Main image of article How 3 Tech Students Are Navigating COVID-19 Disruptions

The COVID-19 pandemic has upended life for tech students in 2020, bringing changes in how they learn. In parts of the United States, some students are resuming some forms of in-person learning, while others are engaging in a mix of online and classroom studies. For many students, an abrupt pause in on-site learning brings challenges for collaboration—challenges that technology is attempting to solve.

Sketching Software Over Zoom

Kevin Womack was in the last semester of his master’s program in data science at Columbia University in New York City when the pandemic hit. Midway through spring, everyone in his Columbia classes went home, bringing uncertainty about midterms. He had been meeting every day to write code with a partner for his statistical inference class, but now they had to connect remotely and work through time differences, Womack recalled (his colleague was in Seattle, and Womack was home in Tampa).

Before the pandemic, Womack and his classmate would use a pen and paper to sketch out applications they were designing. Later, this work became remote. Holding up a sketch of code on Zoom “isn’t as seamless as you would think,” Womack said. “It was much easier to have those conversations when we were sitting right in front of each other and talking about how we want to put everything together.”

He and his fellow students are now using collaborative tools such as Lucidchart

After leaving New York in March, Womack is back at Columbia this fall for a capstone project, working with JPMorgan Chase over Zoom on reinforcement learning. The project incorporates machine learning. He will miss the big lunch to introduce the team in person. 

Womack and his team have found ways around technical issues such as screen share not working and people talking over each other on Zoom. “I will say I've got a tough group, and we are working through it,” he said. 

Keeping Up with Research on Dog Sensors… and Building Masks

Ceara Byrne is in her sixth year of her doctoral program in computer science at Georgia Tech, with a focus in human computer interaction. Like Womack, Byrne misses the in-person collaborative learning with her project groups.

“In person, you have these spontaneous meetups, whereas online you have to be very intentional,” Byrne said. 

Byrne and her colleagues use Slack and Microsoft Teams to hold spontaneous meetups, and she has about 10 instant-messaging apps on her phone. In her lab, the team uses Discord, another messaging tool that features text, voice and video. Byrne’s team relies on it to create audio channels and music playlists.  

“You could see everyone who is working around the clock just by how much music was being played and when people were engaging,” Byrne said. 

Byrne’s doctoral project is to design wearable interactive tools for service dogs. The research involves building sensors and toys for the dogs, along with writing software for printed circuit boards. Moving her work completely online during the pandemic was not an option because she works physically with the dogs.

“We were all terrified because when all of our research shuts down, how do you move forward in a pandemic when all of your research is so physical?” Byrne said. 
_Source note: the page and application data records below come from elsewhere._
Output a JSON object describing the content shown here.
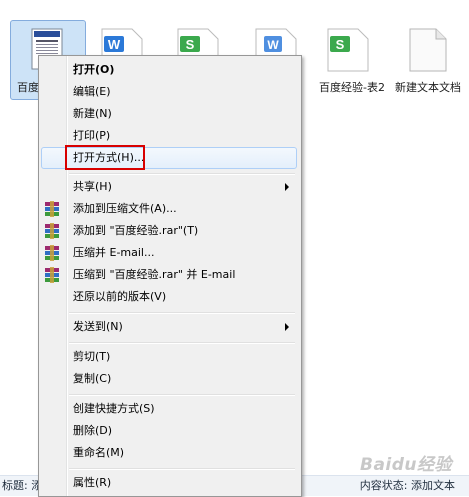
{
  "files": [
    {
      "label": "百度"
    },
    {
      "label": ""
    },
    {
      "label": ""
    },
    {
      "label": ""
    },
    {
      "label": "百度经验-表2"
    },
    {
      "label": "新建文本文档"
    }
  ],
  "context_menu": {
    "open": "打开(O)",
    "edit": "编辑(E)",
    "new": "新建(N)",
    "print": "打印(P)",
    "open_with": "打开方式(H)...",
    "share": "共享(H)",
    "add_archive": "添加到压缩文件(A)...",
    "add_rar": "添加到 \"百度经验.rar\"(T)",
    "compress_email": "压缩并 E-mail...",
    "compress_rar_email": "压缩到 \"百度经验.rar\" 并 E-mail",
    "restore": "还原以前的版本(V)",
    "send_to": "发送到(N)",
    "cut": "剪切(T)",
    "copy": "复制(C)",
    "create_shortcut": "创建快捷方式(S)",
    "delete": "删除(D)",
    "rename": "重命名(M)",
    "properties": "属性(R)"
  },
  "status_bar": {
    "left": "标题: 添",
    "right": "内容状态: 添加文本"
  },
  "watermark": "Baidu经验",
  "colors": {
    "wps_writer": "#2b79d8",
    "wps_sheet": "#3ba94d",
    "highlight_box": "#d80000",
    "selection": "#cde3f7"
  }
}
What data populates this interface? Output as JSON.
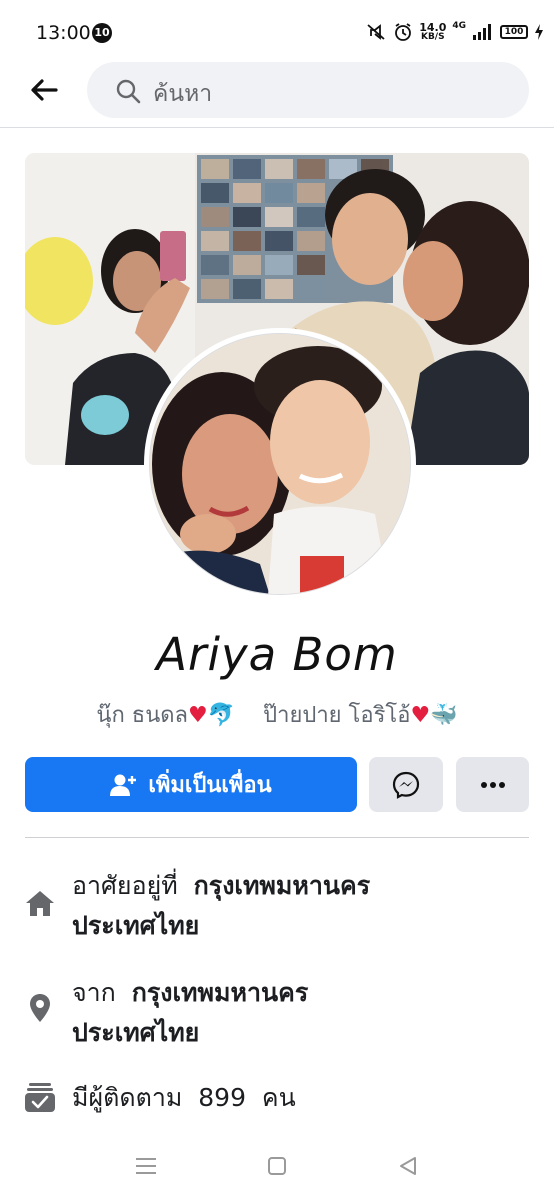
{
  "status_bar": {
    "time": "13:00",
    "notification_count": "10",
    "net_speed_value": "14.0",
    "net_speed_unit": "KB/S",
    "network_type": "4G",
    "battery": "100"
  },
  "search": {
    "placeholder": "ค้นหา"
  },
  "profile": {
    "name": "Ariya Bom",
    "bio_part1": "นุ๊ก  ธนดล",
    "bio_part1_emoji": "🐬",
    "bio_part2": "ป๊ายปาย  โอริโอ้",
    "bio_part2_emoji": "🐳",
    "heart": "♥"
  },
  "actions": {
    "add_friend_label": "เพิ่มเป็นเพื่อน"
  },
  "details": {
    "lives_prefix": "อาศัยอยู่ที่",
    "lives_city": "กรุงเทพมหานคร",
    "lives_country": "ประเทศไทย",
    "from_prefix": "จาก",
    "from_city": "กรุงเทพมหานคร",
    "from_country": "ประเทศไทย",
    "followers_prefix": "มีผู้ติดตาม",
    "followers_count": "899",
    "followers_suffix": "คน"
  },
  "colors": {
    "accent": "#1877f2",
    "secondary_button": "#e4e6eb",
    "search_bg": "#f0f2f5",
    "icon_gray": "#65676b"
  }
}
Meanwhile, Byrne used her experience working with silicone to help build respirator masks. By July 15, she was able to return to the Georgia Tech campus. “I started coming in because if I didn't come in, I would not be able to graduate in May,” she said. “I had to keep moving so that I could finish my dissertation.” 

Adjusting to Students' Furlough with More Study Time

Eric Mitchell is a senior at the Tinley Park, Illinois, campus of DeVry University, a for-profit college with locations throughout the United States. Mitchell is studying technical management with a concentration in business intelligence and analytics management. For Mitchell, COVID-19 brought a four-month furlough from his job as a contractor in the IT department at Ford Motor Company in Chicago. Despite the lack of work, the time off was positive because it brought a focus on his studies and his family. 

Before the pandemic, Mitchell worked 12 to 14 hours per day, and now he works 8 hours a day, so he has more time for his studies. “The 40 hours have made a dramatic difference rather than working 60-plus hours in one week,” Mitchell said. 

“That gave me a chance to just really take this knowledge and skill sets and apply it to the place that I worked so that I could maximize my time,” he added.